Furthermore, students who see university as a socialising experience view working in groups with strangers as a thrilling opportunity to make new friends and provide for a chance to express and interrelate their ideas. On the other hand, for introverts, the only things that come out of such academic necessities are high levels of stress, anxiety and a few skipped meals.
Instead of helping the students grow such categorisation-less grading system and learning style in universities hamper the learning process of introverts, who according to research, generate energy and ideas from internal sources and are more productive when working alone.
There is a dire need for our educations system to appreciate diversity amongst students and to make use of the extensive research being done in this field.
Susan Cain in her book, Quiet: The Power of Introverts in a World that Can't Stop Talking deals with this issue and brilliantly champions the often-overlooked talents and gifts of introverts. She presents various methods of evaluation of students of different personality types and goes on to shatter the commonly held belief that only extroverts make good leaders.
For instance, excellent leaders like Rosa Parks, Abraham Lincoln, and Bill Gates have been characterised as introverts.
Such work needs to be highlighted in our society as well to provide an energy boost to the students and to help them gain more social acceptability.
Parents and teachers need to be educated enough so that they don’t strangulate a child in measuring him/her up against the common societal parameters of normalcy. This is why I like Cain’s book; she dispels wrong perceptions about introverts. For example, she identifies the distinction between introversion and shyness,
‘Shyness is the fear of social disapproval or humiliation, while introversion is a preference for environments that are not over-stimulating. Shyness is inherently painful; introversion is not.’
I would suggest any parent or teacher reading this to take notes because we can’t continue to live in ignorance. We can’t continue to undermine the talents of introverts by treating them like social outcasts.
Our education system of universities needs to be revisited to formulate a grading criterion that is sensitive to different personality types of students. Not only this, but also a shift in attitudes is required on the part of parents, teachers and students.
This will help in providing an adequate and equal opportunity for the introverts to grow and develop as Cain rightly puts it, ‘everyone shines given the right lighting.’

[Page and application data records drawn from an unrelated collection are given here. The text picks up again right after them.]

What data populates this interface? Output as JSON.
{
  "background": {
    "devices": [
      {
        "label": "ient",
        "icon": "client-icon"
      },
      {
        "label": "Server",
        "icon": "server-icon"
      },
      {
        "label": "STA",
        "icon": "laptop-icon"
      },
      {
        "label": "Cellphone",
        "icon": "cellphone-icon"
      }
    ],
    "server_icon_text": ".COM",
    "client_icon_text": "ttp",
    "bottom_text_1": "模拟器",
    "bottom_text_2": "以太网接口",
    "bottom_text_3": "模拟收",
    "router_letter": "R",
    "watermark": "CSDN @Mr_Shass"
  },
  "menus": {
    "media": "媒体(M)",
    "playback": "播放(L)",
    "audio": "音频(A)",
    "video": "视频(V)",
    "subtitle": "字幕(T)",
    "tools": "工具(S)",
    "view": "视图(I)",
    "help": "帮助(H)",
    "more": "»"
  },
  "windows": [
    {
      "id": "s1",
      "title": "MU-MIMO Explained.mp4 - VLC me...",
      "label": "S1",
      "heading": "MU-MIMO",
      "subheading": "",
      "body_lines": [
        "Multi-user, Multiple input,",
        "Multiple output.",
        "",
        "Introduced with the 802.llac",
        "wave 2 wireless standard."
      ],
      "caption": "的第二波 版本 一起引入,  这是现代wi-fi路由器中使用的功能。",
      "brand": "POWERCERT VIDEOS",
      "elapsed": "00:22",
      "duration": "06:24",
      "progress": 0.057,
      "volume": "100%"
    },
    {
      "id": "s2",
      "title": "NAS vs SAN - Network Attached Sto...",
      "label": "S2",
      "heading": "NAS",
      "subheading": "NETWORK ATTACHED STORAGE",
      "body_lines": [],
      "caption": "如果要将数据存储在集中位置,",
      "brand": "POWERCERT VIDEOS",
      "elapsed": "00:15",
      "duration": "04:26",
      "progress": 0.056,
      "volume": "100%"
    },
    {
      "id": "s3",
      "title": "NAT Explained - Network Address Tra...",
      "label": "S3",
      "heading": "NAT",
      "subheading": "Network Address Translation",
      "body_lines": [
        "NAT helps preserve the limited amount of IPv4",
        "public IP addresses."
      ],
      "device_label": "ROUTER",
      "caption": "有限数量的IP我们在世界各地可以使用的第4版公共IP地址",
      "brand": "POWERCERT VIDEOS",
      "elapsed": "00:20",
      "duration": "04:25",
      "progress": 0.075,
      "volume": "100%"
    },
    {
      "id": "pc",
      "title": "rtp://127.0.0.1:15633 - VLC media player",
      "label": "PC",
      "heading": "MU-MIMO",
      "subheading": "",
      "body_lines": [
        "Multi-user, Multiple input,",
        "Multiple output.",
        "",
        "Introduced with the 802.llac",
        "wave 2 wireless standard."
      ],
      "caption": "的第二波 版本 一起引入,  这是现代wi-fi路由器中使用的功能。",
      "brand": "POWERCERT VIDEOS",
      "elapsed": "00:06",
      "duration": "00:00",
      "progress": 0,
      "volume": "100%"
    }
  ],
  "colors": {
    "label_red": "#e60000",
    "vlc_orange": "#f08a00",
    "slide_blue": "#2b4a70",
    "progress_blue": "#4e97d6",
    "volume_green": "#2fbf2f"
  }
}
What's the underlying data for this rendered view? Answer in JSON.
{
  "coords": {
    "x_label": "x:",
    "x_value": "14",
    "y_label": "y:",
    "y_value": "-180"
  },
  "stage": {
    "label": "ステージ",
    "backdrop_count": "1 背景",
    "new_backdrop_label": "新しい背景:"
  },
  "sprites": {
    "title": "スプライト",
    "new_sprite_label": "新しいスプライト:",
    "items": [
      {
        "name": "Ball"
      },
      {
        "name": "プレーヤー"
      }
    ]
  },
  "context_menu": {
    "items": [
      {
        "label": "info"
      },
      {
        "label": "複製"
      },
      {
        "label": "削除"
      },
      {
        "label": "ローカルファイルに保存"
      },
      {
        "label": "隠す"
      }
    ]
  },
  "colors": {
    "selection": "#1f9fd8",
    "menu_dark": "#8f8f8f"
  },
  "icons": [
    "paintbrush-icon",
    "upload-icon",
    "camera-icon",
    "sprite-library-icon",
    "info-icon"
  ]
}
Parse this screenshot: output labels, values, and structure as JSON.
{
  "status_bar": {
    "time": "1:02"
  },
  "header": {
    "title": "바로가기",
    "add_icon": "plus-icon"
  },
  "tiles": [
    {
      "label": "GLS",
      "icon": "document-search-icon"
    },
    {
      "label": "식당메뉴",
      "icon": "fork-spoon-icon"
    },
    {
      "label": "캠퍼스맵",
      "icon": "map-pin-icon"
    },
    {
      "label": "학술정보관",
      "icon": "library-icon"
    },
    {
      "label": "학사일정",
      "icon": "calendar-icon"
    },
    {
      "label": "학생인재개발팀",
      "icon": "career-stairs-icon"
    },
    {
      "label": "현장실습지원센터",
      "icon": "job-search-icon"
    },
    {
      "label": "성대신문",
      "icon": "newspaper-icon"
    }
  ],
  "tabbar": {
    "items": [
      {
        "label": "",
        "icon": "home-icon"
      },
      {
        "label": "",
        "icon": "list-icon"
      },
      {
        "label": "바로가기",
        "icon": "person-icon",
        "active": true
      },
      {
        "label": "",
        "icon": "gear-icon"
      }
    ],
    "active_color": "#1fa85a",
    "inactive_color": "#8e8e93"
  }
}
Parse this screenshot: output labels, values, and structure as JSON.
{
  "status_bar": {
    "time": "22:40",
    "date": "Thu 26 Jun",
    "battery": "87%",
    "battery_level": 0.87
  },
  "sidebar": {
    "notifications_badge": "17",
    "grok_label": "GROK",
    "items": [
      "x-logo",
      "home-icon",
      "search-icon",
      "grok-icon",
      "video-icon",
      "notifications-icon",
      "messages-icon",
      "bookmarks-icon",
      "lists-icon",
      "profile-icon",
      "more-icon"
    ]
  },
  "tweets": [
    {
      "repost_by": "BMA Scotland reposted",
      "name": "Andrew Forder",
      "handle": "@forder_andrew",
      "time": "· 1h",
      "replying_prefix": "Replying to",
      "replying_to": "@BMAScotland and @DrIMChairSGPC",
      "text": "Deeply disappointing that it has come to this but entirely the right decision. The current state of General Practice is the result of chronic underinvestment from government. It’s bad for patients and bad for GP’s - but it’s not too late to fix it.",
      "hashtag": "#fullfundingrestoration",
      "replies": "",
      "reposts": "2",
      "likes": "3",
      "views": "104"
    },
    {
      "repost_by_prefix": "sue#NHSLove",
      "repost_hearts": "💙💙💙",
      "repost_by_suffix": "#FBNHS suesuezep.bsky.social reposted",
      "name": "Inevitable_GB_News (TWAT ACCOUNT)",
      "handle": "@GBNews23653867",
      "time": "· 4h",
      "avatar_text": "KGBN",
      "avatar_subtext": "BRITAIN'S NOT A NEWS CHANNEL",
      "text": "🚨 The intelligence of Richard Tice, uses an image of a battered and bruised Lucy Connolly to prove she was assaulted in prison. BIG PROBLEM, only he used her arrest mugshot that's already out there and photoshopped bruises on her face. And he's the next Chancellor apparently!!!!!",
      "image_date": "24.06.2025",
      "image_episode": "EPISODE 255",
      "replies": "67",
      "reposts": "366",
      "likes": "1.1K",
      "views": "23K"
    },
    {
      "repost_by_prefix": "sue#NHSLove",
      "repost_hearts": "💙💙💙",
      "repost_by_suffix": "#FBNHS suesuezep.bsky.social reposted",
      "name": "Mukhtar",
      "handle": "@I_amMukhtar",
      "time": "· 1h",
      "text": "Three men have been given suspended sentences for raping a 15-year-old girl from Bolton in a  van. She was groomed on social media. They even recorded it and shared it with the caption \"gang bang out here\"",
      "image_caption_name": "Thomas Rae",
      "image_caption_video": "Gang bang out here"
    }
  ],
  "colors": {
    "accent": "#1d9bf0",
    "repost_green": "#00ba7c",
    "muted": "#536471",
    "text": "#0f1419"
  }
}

I think it is time that we get over our superficial beliefs of celebrating extrovert personality traits, and give a little space to the introverts in a world that never seems to stop talking!
Read more by Shaheera here or follow her on Twitter @ShaheeraSyed